[Data about app and page elements]
------------------------------------------------

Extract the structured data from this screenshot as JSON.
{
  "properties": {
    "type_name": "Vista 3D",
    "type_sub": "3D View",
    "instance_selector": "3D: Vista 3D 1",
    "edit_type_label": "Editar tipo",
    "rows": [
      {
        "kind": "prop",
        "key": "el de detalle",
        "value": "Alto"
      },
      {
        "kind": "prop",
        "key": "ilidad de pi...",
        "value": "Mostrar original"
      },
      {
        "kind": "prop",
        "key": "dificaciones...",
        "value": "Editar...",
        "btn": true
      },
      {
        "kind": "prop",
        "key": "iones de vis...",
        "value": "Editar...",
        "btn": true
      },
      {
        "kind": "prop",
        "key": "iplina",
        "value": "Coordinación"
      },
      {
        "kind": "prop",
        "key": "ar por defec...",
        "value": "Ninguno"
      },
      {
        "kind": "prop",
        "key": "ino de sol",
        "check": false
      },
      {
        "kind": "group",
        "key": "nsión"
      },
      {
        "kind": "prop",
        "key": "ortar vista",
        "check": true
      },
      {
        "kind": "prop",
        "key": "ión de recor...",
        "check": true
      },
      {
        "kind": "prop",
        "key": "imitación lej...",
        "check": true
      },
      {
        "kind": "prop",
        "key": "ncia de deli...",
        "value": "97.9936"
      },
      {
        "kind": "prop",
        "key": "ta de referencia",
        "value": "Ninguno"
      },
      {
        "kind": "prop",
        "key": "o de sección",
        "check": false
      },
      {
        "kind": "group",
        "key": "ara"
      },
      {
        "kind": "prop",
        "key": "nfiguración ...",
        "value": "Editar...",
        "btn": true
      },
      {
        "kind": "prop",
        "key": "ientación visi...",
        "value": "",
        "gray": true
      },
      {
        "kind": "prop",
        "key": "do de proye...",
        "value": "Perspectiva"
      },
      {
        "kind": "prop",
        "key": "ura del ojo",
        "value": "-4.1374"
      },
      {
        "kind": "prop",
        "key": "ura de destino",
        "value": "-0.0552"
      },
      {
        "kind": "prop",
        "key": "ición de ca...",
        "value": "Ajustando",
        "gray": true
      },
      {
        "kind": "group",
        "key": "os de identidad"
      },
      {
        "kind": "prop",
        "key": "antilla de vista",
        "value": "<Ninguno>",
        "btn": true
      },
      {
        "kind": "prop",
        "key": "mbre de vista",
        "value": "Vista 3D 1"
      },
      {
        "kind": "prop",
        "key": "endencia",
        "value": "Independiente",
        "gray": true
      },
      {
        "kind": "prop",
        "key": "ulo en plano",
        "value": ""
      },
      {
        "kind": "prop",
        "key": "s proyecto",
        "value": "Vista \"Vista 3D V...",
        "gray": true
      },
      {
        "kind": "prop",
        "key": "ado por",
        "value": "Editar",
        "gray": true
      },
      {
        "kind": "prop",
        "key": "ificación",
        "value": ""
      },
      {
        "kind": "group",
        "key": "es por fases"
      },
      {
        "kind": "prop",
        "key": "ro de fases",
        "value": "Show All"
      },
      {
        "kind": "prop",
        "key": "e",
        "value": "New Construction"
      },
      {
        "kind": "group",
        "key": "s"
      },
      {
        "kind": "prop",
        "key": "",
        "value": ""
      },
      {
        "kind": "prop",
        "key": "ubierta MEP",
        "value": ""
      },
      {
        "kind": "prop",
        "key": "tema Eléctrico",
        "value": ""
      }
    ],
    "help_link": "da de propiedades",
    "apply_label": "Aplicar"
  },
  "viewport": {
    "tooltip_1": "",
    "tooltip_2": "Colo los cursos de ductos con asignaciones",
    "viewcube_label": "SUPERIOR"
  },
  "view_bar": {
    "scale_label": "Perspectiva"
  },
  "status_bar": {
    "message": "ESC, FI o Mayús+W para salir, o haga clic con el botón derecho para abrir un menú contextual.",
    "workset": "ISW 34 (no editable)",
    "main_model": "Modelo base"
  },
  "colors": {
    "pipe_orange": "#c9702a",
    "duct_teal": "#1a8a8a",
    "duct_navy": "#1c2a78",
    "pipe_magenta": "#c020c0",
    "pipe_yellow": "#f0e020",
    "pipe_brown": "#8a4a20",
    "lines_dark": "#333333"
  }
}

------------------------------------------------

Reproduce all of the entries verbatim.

Extract the structured data from this screenshot as JSON.
{
  "properties": {
    "type_name": "Vista 3D",
    "type_sub": "3D View",
    "instance_selector": "3D: Vista 3D 1",
    "edit_type_label": "Editar tipo",
    "rows": [
      {
        "kind": "prop",
        "key": "el de detalle",
        "value": "Alto"
      },
      {
        "kind": "prop",
        "key": "ilidad de pi...",
        "value": "Mostrar original"
      },
      {
        "kind": "prop",
        "key": "dificaciones...",
        "value": "Editar...",
        "btn": true
      },
      {
        "kind": "prop",
        "key": "iones de vis...",
        "value": "Editar...",
        "btn": true
      },
      {
        "kind": "prop",
        "key": "iplina",
        "value": "Coordinación"
      },
      {
        "kind": "prop",
        "key": "ar por defec...",
        "value": "Ninguno"
      },
      {
        "kind": "prop",
        "key": "ino de sol",
        "check": false
      },
      {
        "kind": "group",
        "key": "nsión"
      },
      {
        "kind": "prop",
        "key": "ortar vista",
        "check": true
      },
      {
        "kind": "prop",
        "key": "ión de recor...",
        "check": true
      },
      {
        "kind": "prop",
        "key": "imitación lej...",
        "check": true
      },
      {
        "kind": "prop",
        "key": "ncia de deli...",
        "value": "97.9936"
      },
      {
        "kind": "prop",
        "key": "ta de referencia",
        "value": "Ninguno"
      },
      {
        "kind": "prop",
        "key": "o de sección",
        "check": false
      },
      {
        "kind": "group",
        "key": "ara"
      },
      {
        "kind": "prop",
        "key": "nfiguración ...",
        "value": "Editar...",
        "btn": true
      },
      {
        "kind": "prop",
        "key": "ientación visi...",
        "value": "",
        "gray": true
      },
      {
        "kind": "prop",
        "key": "do de proye...",
        "value": "Perspectiva"
      },
      {
        "kind": "prop",
        "key": "ura del ojo",
        "value": "-4.1374"
      },
      {
        "kind": "prop",
        "key": "ura de destino",
        "value": "-0.0552"
      },
      {
        "kind": "prop",
        "key": "ición de ca...",
        "value": "Ajustando",
        "gray": true
      },
      {
        "kind": "group",
        "key": "os de identidad"
      },
      {
        "kind": "prop",
        "key": "antilla de vista",
        "value": "<Ninguno>",
        "btn": true
      },
      {
        "kind": "prop",
        "key": "mbre de vista",
        "value": "Vista 3D 1"
      },
      {
        "kind": "prop",
        "key": "endencia",
        "value": "Independiente",
        "gray": true
      },
      {
        "kind": "prop",
        "key": "ulo en plano",
        "value": ""
      },
      {
        "kind": "prop",
        "key": "s proyecto",
        "value": "Vista \"Vista 3D V...",
        "gray": true
      },
      {
        "kind": "prop",
        "key": "ado por",
        "value": "Editar",
        "gray": true
      },
      {
        "kind": "prop",
        "key": "ificación",
        "value": ""
      },
      {
        "kind": "group",
        "key": "es por fases"
      },
      {
        "kind": "prop",
        "key": "ro de fases",
        "value": "Show All"
      },
      {
        "kind": "prop",
        "key": "e",
        "value": "New Construction"
      },
      {
        "kind": "group",
        "key": "s"
      },
      {
        "kind": "prop",
        "key": "",
        "value": ""
      },
      {
        "kind": "prop",
        "key": "ubierta MEP",
        "value": ""
      },
      {
        "kind": "prop",
        "key": "tema Eléctrico",
        "value": ""
      }
    ],
    "help_link": "da de propiedades",
    "apply_label": "Aplicar"
  },
  "viewport": {
    "tooltip_1": "",
    "tooltip_2": "Colo los cursos de ductos con asignaciones",
    "viewcube_label": "SUPERIOR"
  },
  "view_bar": {
    "scale_label": "Perspectiva"
  },
  "status_bar": {
    "message": "ESC, FI o Mayús+W para salir, o haga clic con el botón derecho para abrir un menú contextual.",
    "workset": "ISW 34 (no editable)",
    "main_model": "Modelo base"
  },
  "colors": {
    "pipe_orange": "#c9702a",
    "duct_teal": "#1a8a8a",
    "duct_navy": "#1c2a78",
    "pipe_magenta": "#c020c0",
    "pipe_yellow": "#f0e020",
    "pipe_brown": "#8a4a20",
    "lines_dark": "#333333"
  }
}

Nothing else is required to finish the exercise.